▸ **Provided entries**
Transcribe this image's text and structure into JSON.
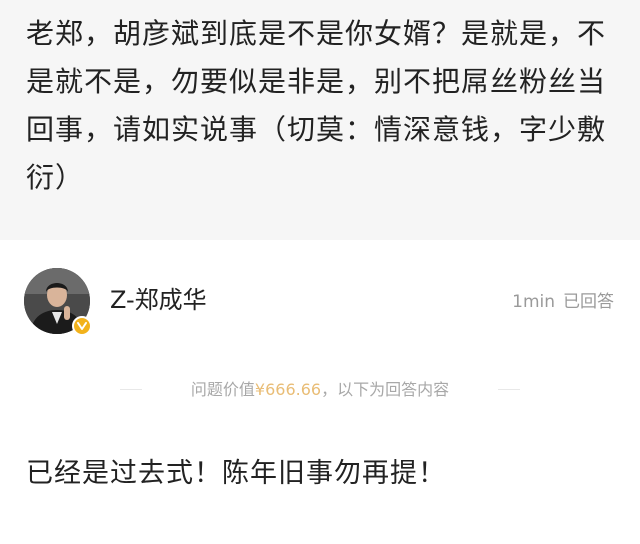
{
  "question": {
    "text": "老郑，胡彦斌到底是不是你女婿？是就是，不是就不是，勿要似是非是，别不把屌丝粉丝当回事，请如实说事（切莫：情深意钱，字少敷衍）"
  },
  "answer": {
    "answerer_name": "Z-郑成华",
    "time": "1min",
    "status": "已回答",
    "price_prefix": "问题价值",
    "price_value": "¥666.66",
    "price_suffix": "，以下为回答内容",
    "text": "已经是过去式！陈年旧事勿再提！"
  },
  "colors": {
    "question_bg": "#f6f6f6",
    "price_accent": "#e9bd76",
    "badge": "#f2b21c",
    "muted_text": "#9a9a9a"
  },
  "icons": {
    "avatar": "user-avatar-photo",
    "badge": "verified-badge-icon"
  }
}
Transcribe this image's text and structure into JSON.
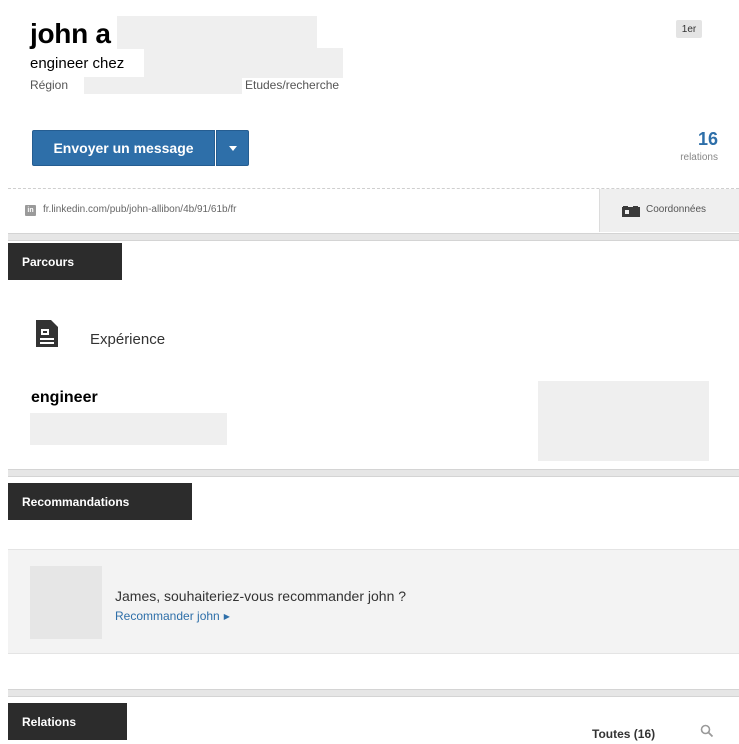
{
  "profile": {
    "name": "john a",
    "headline": "engineer chez",
    "region_label": "Région",
    "industry": "Etudes/recherche",
    "degree": "1er",
    "message_button": "Envoyer un message",
    "connections_count": "16",
    "connections_label": "relations",
    "public_url": "fr.linkedin.com/pub/john-allibon/4b/91/61b/fr",
    "contact_info": "Coordonnées",
    "linkedin_icon_text": "in"
  },
  "sections": {
    "parcours": {
      "title": "Parcours",
      "experience_label": "Expérience",
      "job_title": "engineer"
    },
    "recommendations": {
      "title": "Recommandations",
      "question": "James, souhaiteriez-vous recommander john ?",
      "link": "Recommander john",
      "link_arrow": "▶"
    },
    "relations": {
      "title": "Relations",
      "all_label": "Toutes (16)"
    }
  },
  "colors": {
    "accent": "#2e6fa9",
    "tab_bg": "#2c2c2c",
    "redaction": "#efefef"
  },
  "icons": [
    "linkedin-icon",
    "contact-card-icon",
    "experience-document-icon",
    "chevron-down-icon",
    "search-icon",
    "arrow-right-icon"
  ]
}
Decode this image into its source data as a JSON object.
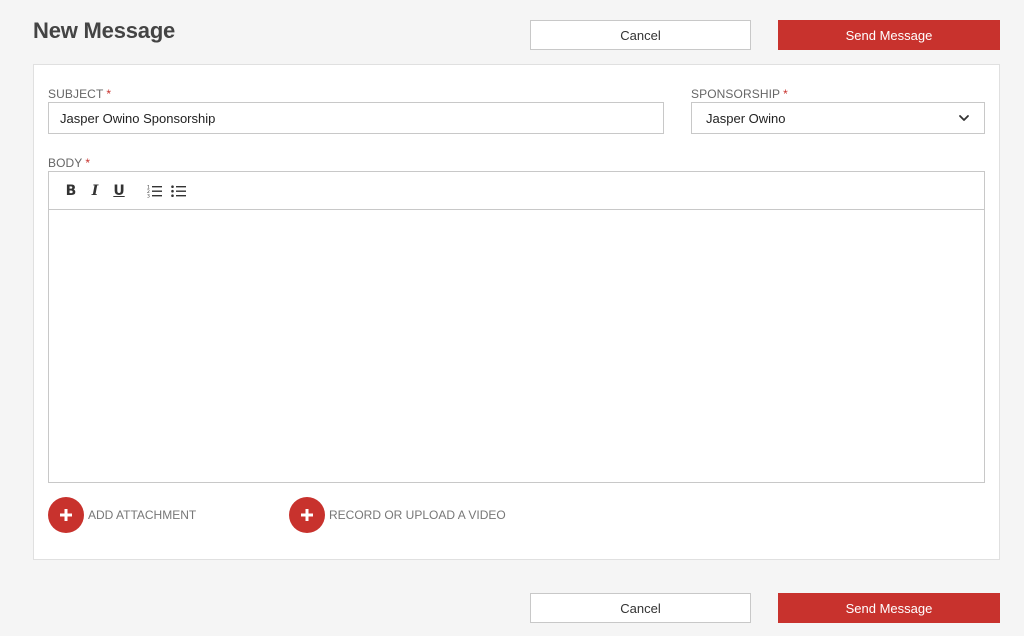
{
  "header": {
    "title": "New Message",
    "cancel_label": "Cancel",
    "send_label": "Send Message"
  },
  "form": {
    "subject": {
      "label": "SUBJECT",
      "required_mark": "*",
      "value": "Jasper Owino Sponsorship"
    },
    "sponsorship": {
      "label": "SPONSORSHIP",
      "required_mark": "*",
      "selected": "Jasper Owino"
    },
    "body": {
      "label": "BODY",
      "required_mark": "*",
      "toolbar": {
        "bold": "B",
        "italic": "I",
        "underline": "U"
      },
      "content": ""
    }
  },
  "attachments": {
    "add_label": "ADD ATTACHMENT",
    "video_label": "RECORD OR UPLOAD A VIDEO"
  },
  "footer": {
    "cancel_label": "Cancel",
    "send_label": "Send Message"
  },
  "colors": {
    "accent": "#c8322d",
    "background": "#f5f5f5",
    "border": "#c8c8c8"
  },
  "icons": {
    "ordered_list": "ordered-list-icon",
    "bullet_list": "bullet-list-icon",
    "chevron": "chevron-down-icon",
    "plus": "plus-icon"
  }
}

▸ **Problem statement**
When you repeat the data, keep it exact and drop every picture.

▸ **Answer for this exercise**
Transcribe this image's text and structure into JSON.
{
  "question": {
    "text": "老郑，胡彦斌到底是不是你女婿？是就是，不是就不是，勿要似是非是，别不把屌丝粉丝当回事，请如实说事（切莫：情深意钱，字少敷衍）"
  },
  "answer": {
    "answerer_name": "Z-郑成华",
    "time": "1min",
    "status": "已回答",
    "price_prefix": "问题价值",
    "price_value": "¥666.66",
    "price_suffix": "，以下为回答内容",
    "text": "已经是过去式！陈年旧事勿再提！"
  },
  "colors": {
    "question_bg": "#f6f6f6",
    "price_accent": "#e9bd76",
    "badge": "#f2b21c",
    "muted_text": "#9a9a9a"
  },
  "icons": {
    "avatar": "user-avatar-photo",
    "badge": "verified-badge-icon"
  }
}
Transcribe this image's text and structure into JSON.
{
  "profile": {
    "name": "john a",
    "headline": "engineer chez",
    "region_label": "Région",
    "industry": "Etudes/recherche",
    "degree": "1er",
    "message_button": "Envoyer un message",
    "connections_count": "16",
    "connections_label": "relations",
    "public_url": "fr.linkedin.com/pub/john-allibon/4b/91/61b/fr",
    "contact_info": "Coordonnées",
    "linkedin_icon_text": "in"
  },
  "sections": {
    "parcours": {
      "title": "Parcours",
      "experience_label": "Expérience",
      "job_title": "engineer"
    },
    "recommendations": {
      "title": "Recommandations",
      "question": "James, souhaiteriez-vous recommander john ?",
      "link": "Recommander john",
      "link_arrow": "▶"
    },
    "relations": {
      "title": "Relations",
      "all_label": "Toutes (16)"
    }
  },
  "colors": {
    "accent": "#2e6fa9",
    "tab_bg": "#2c2c2c",
    "redaction": "#efefef"
  },
  "icons": [
    "linkedin-icon",
    "contact-card-icon",
    "experience-document-icon",
    "chevron-down-icon",
    "search-icon",
    "arrow-right-icon"
  ]
}
Decode this image into its source data as a JSON object.
{
  "header": {
    "title": "New Message",
    "cancel_label": "Cancel",
    "send_label": "Send Message"
  },
  "form": {
    "subject": {
      "label": "SUBJECT",
      "required_mark": "*",
      "value": "Jasper Owino Sponsorship"
    },
    "sponsorship": {
      "label": "SPONSORSHIP",
      "required_mark": "*",
      "selected": "Jasper Owino"
    },
    "body": {
      "label": "BODY",
      "required_mark": "*",
      "toolbar": {
        "bold": "B",
        "italic": "I",
        "underline": "U"
      },
      "content": ""
    }
  },
  "attachments": {
    "add_label": "ADD ATTACHMENT",
    "video_label": "RECORD OR UPLOAD A VIDEO"
  },
  "footer": {
    "cancel_label": "Cancel",
    "send_label": "Send Message"
  },
  "colors": {
    "accent": "#c8322d",
    "background": "#f5f5f5",
    "border": "#c8c8c8"
  },
  "icons": {
    "ordered_list": "ordered-list-icon",
    "bullet_list": "bullet-list-icon",
    "chevron": "chevron-down-icon",
    "plus": "plus-icon"
  }
}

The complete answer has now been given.